In the study, over 1,500 middle aged men were divided up into three groups based on how often they frequented a sauna:
The results of the study found that over a long period of time, the men that were part of Group C displayed the lowest signs of hypertension and heart issues.
The moral of the story? Treat yo’self, and don’t skip out on that trip to the sauna and/or steam room this week.
Wait, So How Does Sweating Help My Heart and Body?
As if we needed another reason to spend more time in saunas and steam rooms... but why is it that sweating it out can be such a help in detoxification, aiding our hearts, and overall health boosts?
When we break down the science of sweating, the answers become a little clearer:
Sweating and heat helps improve blood circulation
When the heat goes up around us, our bodies respond by moving blood around your body faster, and that is done by your blood pathways (veins and arteries) dilating and opening. The blood moves around your body faster because there is more room for it to flow, a result of the dilation.
The reason your body wants your blood to start flowing faster and freer is because it wants to cool down, and having it circulate avoids any one area of your body overheating over another –your body is trying to have one consistent temperature, so it spreads around the heat rather than keeps it all focused in one spot.
Your body produces sweat to try and cool its surface down
There are few greater feelings that a strong breeze flowing over your moist skin after a workout. It is this exact feeling that makes sweating so useful.
Your body knows that the air outside your body is colder than the temperature inside. In an attempt to cool down, your body attempts to harness the colder air outside.
Your body produces sweat, which is a mixture of both your body’s natural water and salts, to coat your body so that it can cool down faster. Sweating is most effective when it happens outdoors, as the natural breezes and winds passing over your sweat help drop your body temperature down fast.
Assists in draining toxins
When you sweat, your body pushes out water and salt, and that combination often consists of natural toxins in your body that are trying to leave your system. Besides a defense system designed to help cool you down, sweating is also a method used to expel unwanted toxins.
Your body can push out sweat and toxins any time it needs to. Think back to when you feel sick, or nauseous. You feel a cold sweat, right? That is your body switching into defense mode and trying to expel the toxins in whatever way it can. Your body sweats out toxins both when it feels threatened and when you exercise.
Relaxes your muscles and body, assisting in relieving stress
Especially after a workout, hitting the sauna is great for your body because it relaxes the muscles that have just been exercised. The heat combined with your blood flowing that much more freely (from the dilation) helps your muscles loosen, relax and soften.
This total relaxation of tense points on your body allows you to decompress and let go of a lot of stress, which can lead to less joint and muscles tension pain.
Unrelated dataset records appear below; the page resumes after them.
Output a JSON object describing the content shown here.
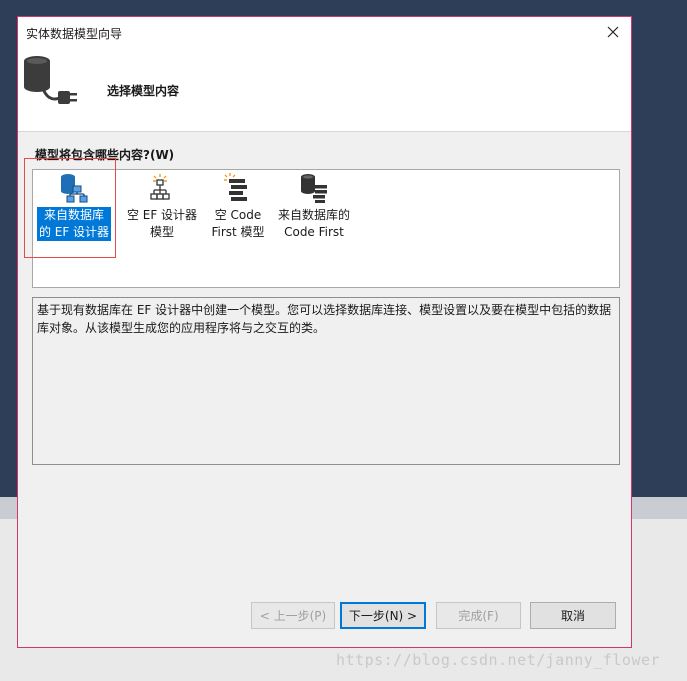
{
  "window": {
    "title": "实体数据模型向导",
    "close_icon": "close-icon"
  },
  "header": {
    "title": "选择模型内容",
    "icon": "database-plug-icon"
  },
  "prompt": "模型将包含哪些内容?(W)",
  "model_options": [
    {
      "label": "来自数据库\n的 EF 设计器",
      "icon": "database-diagram-icon",
      "selected": true
    },
    {
      "label": "空 EF 设计器\n模型",
      "icon": "empty-diagram-icon",
      "selected": false
    },
    {
      "label": "空 Code\nFirst 模型",
      "icon": "code-first-icon",
      "selected": false
    },
    {
      "label": "来自数据库的\nCode First",
      "icon": "database-code-icon",
      "selected": false
    }
  ],
  "description": "基于现有数据库在 EF 设计器中创建一个模型。您可以选择数据库连接、模型设置以及要在模型中包括的数据库对象。从该模型生成您的应用程序将与之交互的类。",
  "buttons": {
    "back": "< 上一步(P)",
    "next": "下一步(N) >",
    "finish": "完成(F)",
    "cancel": "取消"
  },
  "watermark": "https://blog.csdn.net/janny_flower",
  "colors": {
    "selection": "#0078d7",
    "dialog_border": "#d2356f",
    "highlight": "#e34a4a"
  }
}
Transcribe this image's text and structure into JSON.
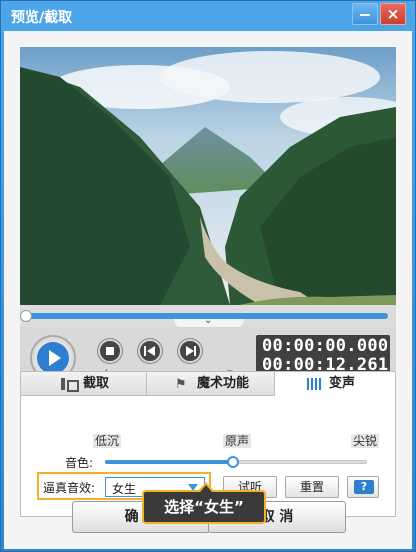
{
  "window": {
    "title": "预览/截取",
    "min_icon": "minimize-icon",
    "close_label": "×"
  },
  "player": {
    "current_time": "00:00:00.000",
    "total_time": "00:00:12.261",
    "progress": 0.0,
    "volume": 1.0
  },
  "tabs": [
    {
      "label": "截取",
      "icon": "crop-icon"
    },
    {
      "label": "魔术功能",
      "icon": "magic-icon"
    },
    {
      "label": "变声",
      "icon": "voice-bars-icon"
    }
  ],
  "voice": {
    "tag_low": "低沉",
    "tag_original": "原声",
    "tag_high": "尖锐",
    "pitch_label": "音色:",
    "pitch_level": 0.5,
    "effect_label": "逼真音效:",
    "effect_value": "女生",
    "try_label": "试听",
    "reset_label": "重置",
    "help_label": "?"
  },
  "footer": {
    "ok_label": "确 定",
    "cancel_label": "取 消"
  },
  "tooltip": {
    "text": "选择“女生”"
  },
  "colors": {
    "accent": "#3c94dd",
    "highlight": "#f2b228",
    "titlebar": "#3a8fd6"
  }
}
That level of relaxation also assists in allowing your mind to slow down and relax as well, leading to an easier time for meditation.
Check with Your Doctor Before Entering
Not everyone can benefit from time in the sauna. If you are not sure if you are healthy enough to spend time in a steam room or sauna due to a heart issue, or any other possible health ailment, be sure to check in with your primary physician.
Zaccardi, Francesco et al. "Sauna Bathing And Incident Hypertension: A Prospective Cohort Study." American Journal of Hypertension 30.11 (2017): 1120-1125. Web. 9 Oct. 2017.
Genuis SJ, et al. "Blood, Urine, And Sweat (BUS) Study: Monitoring And Elimination Of Bioaccumulative Toxic Elements.” Archives of Environmental Contamination and Toxicology. 2011.
Sears, Margaret E., Kathleen J. Kerr, and Riina I. Bray. “Arsenic, Cadmium, Lead, and Mercury in Sweat: A Systematic Review.” Journal of Environmental and Public Health 2012 (2012): 184745. PMC. Web. 9 Oct. 2017.
Crinnion, W.. “Sauna as a Valuable Clinical Tool for Cardiovascular, Autoimmune, Toxicant induced and other Chronic Health Problems”. Alternative Medicine Review. 2011.
Disclaimer: This article is not intended to be a substitute for professional medical advice, diagnosis, or treatment. Seek the advice of your physician or other qualified health provider with questions regarding a medical condition. Do not disregard professional medical advice or delay seeking it because of something you have read here. This article is for general information only.